Catholics tend to be quieter “witnesses” to the Gospel, often feeling uncomfortable with the more “in-your-face” approach of Evangelicals (at least, I know I’ve always been uncomfortable with it.) But, occasional anti-gay preaching aside, I’ve come to see value in the results of the Evangelical brand of Christianity. For example, when I went to the CTA conference last November, I saw Donna Freitas speak, and was fascinated by her research showing that sexual behaviors were exactly the same on secular and Catholic college campuses–but that she had to throw Evangelicals out of her study because they did not fit the “norms” of college sexual behavior. When I became involved in my first intimate relationship and needed to make decisions with my partner about sexual boundaries and choices, I didn’t find much guidance in the way of Catholic thought — the ones who were really talking about God and sex were Evangelicals. And while I don’t always agree with the conclusions they come to — and while I know those conclusions come with their own set of issues — I do admire that they keep God in the conversation about sex. So I guess I shouldn’t have been surprised that this book about the “Ted Haggard scandal” was really a book about, well, God.

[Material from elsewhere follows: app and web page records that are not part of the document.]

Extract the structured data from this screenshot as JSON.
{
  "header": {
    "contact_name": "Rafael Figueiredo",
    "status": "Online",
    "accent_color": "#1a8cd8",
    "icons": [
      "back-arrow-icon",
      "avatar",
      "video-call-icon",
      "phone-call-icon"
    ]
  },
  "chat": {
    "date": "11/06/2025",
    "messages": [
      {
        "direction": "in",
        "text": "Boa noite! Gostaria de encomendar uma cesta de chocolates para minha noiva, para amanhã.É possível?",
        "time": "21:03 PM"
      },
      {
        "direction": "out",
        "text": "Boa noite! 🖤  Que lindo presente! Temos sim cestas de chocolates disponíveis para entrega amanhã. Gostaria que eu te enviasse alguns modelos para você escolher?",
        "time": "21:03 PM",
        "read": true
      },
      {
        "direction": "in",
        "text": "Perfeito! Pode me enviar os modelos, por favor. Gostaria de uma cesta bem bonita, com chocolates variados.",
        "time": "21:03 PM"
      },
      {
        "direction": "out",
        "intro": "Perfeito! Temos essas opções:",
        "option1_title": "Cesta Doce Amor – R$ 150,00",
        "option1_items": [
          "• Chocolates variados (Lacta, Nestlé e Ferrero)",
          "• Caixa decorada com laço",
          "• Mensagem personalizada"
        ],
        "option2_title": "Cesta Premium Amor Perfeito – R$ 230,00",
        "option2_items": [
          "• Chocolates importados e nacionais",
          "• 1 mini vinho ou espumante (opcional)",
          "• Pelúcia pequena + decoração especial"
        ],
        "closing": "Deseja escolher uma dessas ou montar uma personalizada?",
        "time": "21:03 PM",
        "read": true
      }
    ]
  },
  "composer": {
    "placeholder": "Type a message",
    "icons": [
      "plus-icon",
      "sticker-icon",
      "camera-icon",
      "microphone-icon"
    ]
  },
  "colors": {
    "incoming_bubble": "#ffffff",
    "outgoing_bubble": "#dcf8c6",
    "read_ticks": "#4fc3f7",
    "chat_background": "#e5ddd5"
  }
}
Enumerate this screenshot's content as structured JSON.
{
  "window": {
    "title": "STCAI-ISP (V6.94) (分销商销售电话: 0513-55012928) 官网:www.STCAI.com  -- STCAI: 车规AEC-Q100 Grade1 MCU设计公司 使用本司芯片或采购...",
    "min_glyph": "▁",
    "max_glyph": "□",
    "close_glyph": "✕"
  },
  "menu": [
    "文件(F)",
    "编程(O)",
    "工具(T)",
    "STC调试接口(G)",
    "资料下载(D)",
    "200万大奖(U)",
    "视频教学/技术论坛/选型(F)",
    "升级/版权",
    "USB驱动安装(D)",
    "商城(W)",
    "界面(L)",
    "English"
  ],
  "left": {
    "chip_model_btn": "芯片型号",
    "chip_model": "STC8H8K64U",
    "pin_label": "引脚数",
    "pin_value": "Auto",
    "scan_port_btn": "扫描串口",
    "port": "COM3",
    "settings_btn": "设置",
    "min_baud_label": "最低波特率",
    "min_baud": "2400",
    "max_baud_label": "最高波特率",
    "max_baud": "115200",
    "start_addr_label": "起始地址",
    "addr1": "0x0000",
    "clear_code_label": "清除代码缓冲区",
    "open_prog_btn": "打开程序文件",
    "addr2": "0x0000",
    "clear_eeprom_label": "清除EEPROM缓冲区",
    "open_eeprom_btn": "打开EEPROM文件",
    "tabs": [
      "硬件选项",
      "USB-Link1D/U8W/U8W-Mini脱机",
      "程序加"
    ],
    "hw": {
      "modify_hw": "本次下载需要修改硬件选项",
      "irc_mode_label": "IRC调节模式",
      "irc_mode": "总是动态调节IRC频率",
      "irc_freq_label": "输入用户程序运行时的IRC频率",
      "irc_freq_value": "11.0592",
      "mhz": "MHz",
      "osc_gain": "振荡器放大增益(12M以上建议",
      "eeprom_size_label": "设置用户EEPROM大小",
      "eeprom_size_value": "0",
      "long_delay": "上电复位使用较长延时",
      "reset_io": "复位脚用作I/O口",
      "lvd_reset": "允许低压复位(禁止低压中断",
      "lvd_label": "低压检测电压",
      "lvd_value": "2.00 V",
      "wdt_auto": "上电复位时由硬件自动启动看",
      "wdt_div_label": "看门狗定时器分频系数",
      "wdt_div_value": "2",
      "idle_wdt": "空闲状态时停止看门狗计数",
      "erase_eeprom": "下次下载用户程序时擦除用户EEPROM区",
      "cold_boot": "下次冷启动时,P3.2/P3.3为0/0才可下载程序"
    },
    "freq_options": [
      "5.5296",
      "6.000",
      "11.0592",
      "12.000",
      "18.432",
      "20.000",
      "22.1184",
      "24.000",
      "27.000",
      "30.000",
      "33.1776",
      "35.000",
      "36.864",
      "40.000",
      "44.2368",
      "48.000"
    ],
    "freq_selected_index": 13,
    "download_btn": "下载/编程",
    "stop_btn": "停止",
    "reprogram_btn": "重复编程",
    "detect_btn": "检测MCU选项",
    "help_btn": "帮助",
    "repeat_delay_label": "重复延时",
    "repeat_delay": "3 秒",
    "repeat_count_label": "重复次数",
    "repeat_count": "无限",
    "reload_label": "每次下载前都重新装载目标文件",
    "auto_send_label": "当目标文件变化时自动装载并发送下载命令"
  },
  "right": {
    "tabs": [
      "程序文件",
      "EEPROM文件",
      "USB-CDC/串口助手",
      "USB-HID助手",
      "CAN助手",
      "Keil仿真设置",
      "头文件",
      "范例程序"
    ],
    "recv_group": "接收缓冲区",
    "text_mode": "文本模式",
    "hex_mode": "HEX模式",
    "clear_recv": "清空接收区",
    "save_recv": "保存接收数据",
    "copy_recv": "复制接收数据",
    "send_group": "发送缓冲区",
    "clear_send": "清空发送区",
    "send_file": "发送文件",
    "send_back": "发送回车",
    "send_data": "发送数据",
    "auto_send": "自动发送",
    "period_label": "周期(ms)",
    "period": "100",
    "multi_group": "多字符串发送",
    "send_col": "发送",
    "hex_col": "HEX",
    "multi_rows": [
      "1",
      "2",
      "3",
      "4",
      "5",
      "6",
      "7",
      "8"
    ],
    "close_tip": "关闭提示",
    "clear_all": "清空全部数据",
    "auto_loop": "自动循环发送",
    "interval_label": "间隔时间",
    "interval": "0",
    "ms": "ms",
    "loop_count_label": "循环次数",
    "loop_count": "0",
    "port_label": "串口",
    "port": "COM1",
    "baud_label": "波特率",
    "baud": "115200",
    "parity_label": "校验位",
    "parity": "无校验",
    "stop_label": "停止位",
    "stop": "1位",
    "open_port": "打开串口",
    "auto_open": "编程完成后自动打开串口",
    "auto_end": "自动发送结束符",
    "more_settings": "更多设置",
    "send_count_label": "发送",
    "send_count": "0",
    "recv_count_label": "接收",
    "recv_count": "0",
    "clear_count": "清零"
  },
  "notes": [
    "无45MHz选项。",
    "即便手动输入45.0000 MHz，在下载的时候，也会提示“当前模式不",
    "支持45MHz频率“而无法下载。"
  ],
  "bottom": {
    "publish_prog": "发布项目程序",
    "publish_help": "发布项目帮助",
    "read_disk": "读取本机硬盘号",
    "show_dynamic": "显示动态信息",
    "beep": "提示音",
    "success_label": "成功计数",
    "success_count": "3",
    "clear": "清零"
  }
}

In some ways, I think Lent serves as a reminder for Catholics to “make everything about God” — or at least make more about Him (using the pronoun loosely). People who don’t practice Lent often ask questions like, “Why does God care if you don’t drink pop?” or “What does not eating candy have to do with God?” There are a lot of ways Catholics could answer these questions; one that I always use is that, by cutting out something that’s “normally” part of our life, we’re reminded of Jesus/God/Lent each time we’re confronted with that decision, which weaves an awareness of God into our everyday life in a new way. But perhaps a better answer is, “Is there anything in the world, any action we take or decision we make, that DOESN’T have to do with God?” I think I know what our Evangelical friends would say.